"We grabbed him and me and my friends pinned him to the floor," he said. "The guy was laughing."
Witness Khalid Amin told the BBC that he heard the suspect shout that he wanted to "kill all Muslims."
"Literally he said that, word by word," Amin said.
London Mayor Sadiq Khan said it was "clearly a deliberate attack on innocent Londoners, many of whom were finishing prayers during the holy month of Ramadan."
Basu, the deputy assistant police commissioner who also serves as senior national coordinator for counter-terrorism policing in the U.K., added: "I would like to thank those people who helped police in detaining the man and worked with officers to calmly and quickly get him into our custody. Their restraint in the circumstances was commendable."
Although some eyewitnesses accused authorities of being slow to react, police said their officers were in the area when the attack unfolded and "responded instantly." More police arrived within 10 minutes, the force added.
The incident occurred outside of the Muslim Welfare House, a charity, community center and mosque.
The site is not far from the Finsbury Park Mosque, a major house of worship for Muslims.
Eight people were being treated at hospitals, and two others were treated at the scene, officials said.
The suspect was taken to a hospital as a precaution and will undergo a mental health assessment, authorities said.
Basu highlighted that "extra policing resources have been deployed across London in order to reassure communities, especially those observing Ramadan."
Home Secretary Amber Rudd, the lawmaker in charge of security in England and Wales, added: "We must all continue to stand together, resolute, against all those who try to divide us and spread hate and fear."

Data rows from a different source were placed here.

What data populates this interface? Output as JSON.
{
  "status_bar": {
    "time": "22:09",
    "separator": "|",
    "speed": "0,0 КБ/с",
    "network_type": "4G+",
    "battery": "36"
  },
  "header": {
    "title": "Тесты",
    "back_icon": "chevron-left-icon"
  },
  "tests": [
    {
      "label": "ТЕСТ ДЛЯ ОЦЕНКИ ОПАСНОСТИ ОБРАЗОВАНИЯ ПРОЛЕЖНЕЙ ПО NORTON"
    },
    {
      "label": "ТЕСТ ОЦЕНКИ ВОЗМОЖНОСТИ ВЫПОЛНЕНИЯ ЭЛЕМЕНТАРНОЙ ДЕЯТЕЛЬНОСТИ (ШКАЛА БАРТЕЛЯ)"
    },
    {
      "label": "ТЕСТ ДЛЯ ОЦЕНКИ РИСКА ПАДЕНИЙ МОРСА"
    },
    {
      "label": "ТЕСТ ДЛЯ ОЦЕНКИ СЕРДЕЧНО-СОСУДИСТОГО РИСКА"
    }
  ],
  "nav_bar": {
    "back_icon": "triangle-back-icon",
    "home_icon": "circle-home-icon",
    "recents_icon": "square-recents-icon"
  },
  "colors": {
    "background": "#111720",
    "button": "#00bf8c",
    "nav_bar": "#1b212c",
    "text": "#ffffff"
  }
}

Shiraz Kothia, a member of the London Muslim Community Forum, told NBC News that he was concerned the attack would "escalate" tenstion.
He added: "We all need to remain calm."
The incident follows a string of attacks in recent months in England. Between two vehicle-and-knife rampages on London and Westminster bridges, and a suicide bombing outside an Ariana Grande concert in Manchester, 33 people have been killed since March.
The nearby Finsbury Park Mosque was once led by Abu Hamza al-Masri, whose extremist sermons were heard by Zacarias Moussaoui, one of the architects of the terrorist attacks of Sept. 11, 2001; Richard Reid, the so-called shoe bomber who tried detonate explosives in his shoes on a jetliner in December 2001; and Mohammed Sidique Khan, who is believed to have orchestrated the July 7, 2005, bombings that killed 52 people in London.
An informer for Britain’s MI5 domestic intelligence agency once called the Finsbury Park Mosque “an al Qaeda camp in the heart of London.” One book branded it as a "suicide factory."
But in 2015, the mosque reopened for what it described as a "new era" devoted to serving the local community.
Lucy Kafanov, Nick Bailey, Alexander Smith, Will Clark, Saphora Smith and Jason Cumming reported from London. Tim Stelloh reported from Alameda, California. Alex Johnson reported from Los Angeles. E.D. Cauchi and Rima Abdelkader reported from New York.